> _What you are asked to do_
The listing that follows must be retyped in full, exactly.

+-------+

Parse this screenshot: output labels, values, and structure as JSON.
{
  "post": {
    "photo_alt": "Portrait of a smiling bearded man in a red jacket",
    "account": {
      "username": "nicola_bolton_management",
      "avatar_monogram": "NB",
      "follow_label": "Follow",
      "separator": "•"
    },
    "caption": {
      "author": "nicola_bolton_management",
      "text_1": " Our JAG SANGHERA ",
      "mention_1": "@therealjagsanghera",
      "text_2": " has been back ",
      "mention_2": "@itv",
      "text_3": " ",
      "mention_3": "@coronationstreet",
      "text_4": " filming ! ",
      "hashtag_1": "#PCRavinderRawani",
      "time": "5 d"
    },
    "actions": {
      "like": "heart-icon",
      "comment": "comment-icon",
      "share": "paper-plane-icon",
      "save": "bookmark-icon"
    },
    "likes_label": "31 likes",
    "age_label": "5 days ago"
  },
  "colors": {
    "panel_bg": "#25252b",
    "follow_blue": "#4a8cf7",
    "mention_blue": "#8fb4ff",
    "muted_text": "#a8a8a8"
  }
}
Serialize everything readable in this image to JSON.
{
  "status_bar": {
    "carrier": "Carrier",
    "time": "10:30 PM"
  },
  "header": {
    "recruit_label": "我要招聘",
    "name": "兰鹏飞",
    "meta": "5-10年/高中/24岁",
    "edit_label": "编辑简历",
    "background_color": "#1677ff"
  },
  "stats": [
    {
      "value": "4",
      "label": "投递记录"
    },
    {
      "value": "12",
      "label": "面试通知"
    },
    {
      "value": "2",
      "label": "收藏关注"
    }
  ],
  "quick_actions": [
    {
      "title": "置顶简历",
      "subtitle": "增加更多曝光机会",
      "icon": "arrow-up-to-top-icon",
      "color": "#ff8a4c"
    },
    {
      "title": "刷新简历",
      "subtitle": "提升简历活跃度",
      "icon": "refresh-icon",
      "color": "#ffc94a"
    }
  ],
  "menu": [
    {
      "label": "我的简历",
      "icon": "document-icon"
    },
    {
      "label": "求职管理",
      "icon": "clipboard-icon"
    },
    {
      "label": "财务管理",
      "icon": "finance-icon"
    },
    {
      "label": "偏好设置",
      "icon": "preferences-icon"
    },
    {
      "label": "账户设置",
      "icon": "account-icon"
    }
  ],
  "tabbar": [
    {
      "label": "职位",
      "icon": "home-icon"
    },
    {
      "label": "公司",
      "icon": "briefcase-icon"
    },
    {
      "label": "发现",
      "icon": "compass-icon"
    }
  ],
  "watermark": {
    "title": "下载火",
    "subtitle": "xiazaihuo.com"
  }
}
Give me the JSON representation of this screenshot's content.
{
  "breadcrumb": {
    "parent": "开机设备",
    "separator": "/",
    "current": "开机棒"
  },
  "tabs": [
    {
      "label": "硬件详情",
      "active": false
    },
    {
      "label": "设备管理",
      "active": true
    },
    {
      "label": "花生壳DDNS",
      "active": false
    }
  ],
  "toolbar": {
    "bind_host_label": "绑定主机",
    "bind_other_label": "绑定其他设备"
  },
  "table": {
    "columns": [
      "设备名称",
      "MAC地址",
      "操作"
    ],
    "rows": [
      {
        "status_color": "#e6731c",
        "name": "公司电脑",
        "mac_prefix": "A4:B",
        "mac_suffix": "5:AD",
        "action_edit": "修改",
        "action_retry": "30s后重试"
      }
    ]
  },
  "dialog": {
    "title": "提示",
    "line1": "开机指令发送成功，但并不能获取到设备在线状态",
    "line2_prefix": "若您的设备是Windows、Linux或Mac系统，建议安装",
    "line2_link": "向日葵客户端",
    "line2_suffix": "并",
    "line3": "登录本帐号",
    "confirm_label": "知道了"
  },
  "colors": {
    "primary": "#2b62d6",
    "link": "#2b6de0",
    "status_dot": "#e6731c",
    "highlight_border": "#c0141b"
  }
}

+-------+

> _Response to the exercise_
Parse this screenshot: output labels, values, and structure as JSON.
{
  "post": {
    "photo_alt": "Portrait of a smiling bearded man in a red jacket",
    "account": {
      "username": "nicola_bolton_management",
      "avatar_monogram": "NB",
      "follow_label": "Follow",
      "separator": "•"
    },
    "caption": {
      "author": "nicola_bolton_management",
      "text_1": " Our JAG SANGHERA ",
      "mention_1": "@therealjagsanghera",
      "text_2": " has been back ",
      "mention_2": "@itv",
      "text_3": " ",
      "mention_3": "@coronationstreet",
      "text_4": " filming ! ",
      "hashtag_1": "#PCRavinderRawani",
      "time": "5 d"
    },
    "actions": {
      "like": "heart-icon",
      "comment": "comment-icon",
      "share": "paper-plane-icon",
      "save": "bookmark-icon"
    },
    "likes_label": "31 likes",
    "age_label": "5 days ago"
  },
  "colors": {
    "panel_bg": "#25252b",
    "follow_blue": "#4a8cf7",
    "mention_blue": "#8fb4ff",
    "muted_text": "#a8a8a8"
  }
}
Serialize everything readable in this image to JSON.
{
  "status_bar": {
    "carrier": "Carrier",
    "time": "10:30 PM"
  },
  "header": {
    "recruit_label": "我要招聘",
    "name": "兰鹏飞",
    "meta": "5-10年/高中/24岁",
    "edit_label": "编辑简历",
    "background_color": "#1677ff"
  },
  "stats": [
    {
      "value": "4",
      "label": "投递记录"
    },
    {
      "value": "12",
      "label": "面试通知"
    },
    {
      "value": "2",
      "label": "收藏关注"
    }
  ],
  "quick_actions": [
    {
      "title": "置顶简历",
      "subtitle": "增加更多曝光机会",
      "icon": "arrow-up-to-top-icon",
      "color": "#ff8a4c"
    },
    {
      "title": "刷新简历",
      "subtitle": "提升简历活跃度",
      "icon": "refresh-icon",
      "color": "#ffc94a"
    }
  ],
  "menu": [
    {
      "label": "我的简历",
      "icon": "document-icon"
    },
    {
      "label": "求职管理",
      "icon": "clipboard-icon"
    },
    {
      "label": "财务管理",
      "icon": "finance-icon"
    },
    {
      "label": "偏好设置",
      "icon": "preferences-icon"
    },
    {
      "label": "账户设置",
      "icon": "account-icon"
    }
  ],
  "tabbar": [
    {
      "label": "职位",
      "icon": "home-icon"
    },
    {
      "label": "公司",
      "icon": "briefcase-icon"
    },
    {
      "label": "发现",
      "icon": "compass-icon"
    }
  ],
  "watermark": {
    "title": "下载火",
    "subtitle": "xiazaihuo.com"
  }
}
Give me the JSON representation of this screenshot's content.
{
  "breadcrumb": {
    "parent": "开机设备",
    "separator": "/",
    "current": "开机棒"
  },
  "tabs": [
    {
      "label": "硬件详情",
      "active": false
    },
    {
      "label": "设备管理",
      "active": true
    },
    {
      "label": "花生壳DDNS",
      "active": false
    }
  ],
  "toolbar": {
    "bind_host_label": "绑定主机",
    "bind_other_label": "绑定其他设备"
  },
  "table": {
    "columns": [
      "设备名称",
      "MAC地址",
      "操作"
    ],
    "rows": [
      {
        "status_color": "#e6731c",
        "name": "公司电脑",
        "mac_prefix": "A4:B",
        "mac_suffix": "5:AD",
        "action_edit": "修改",
        "action_retry": "30s后重试"
      }
    ]
  },
  "dialog": {
    "title": "提示",
    "line1": "开机指令发送成功，但并不能获取到设备在线状态",
    "line2_prefix": "若您的设备是Windows、Linux或Mac系统，建议安装",
    "line2_link": "向日葵客户端",
    "line2_suffix": "并",
    "line3": "登录本帐号",
    "confirm_label": "知道了"
  },
  "colors": {
    "primary": "#2b62d6",
    "link": "#2b6de0",
    "status_dot": "#e6731c",
    "highlight_border": "#c0141b"
  }
}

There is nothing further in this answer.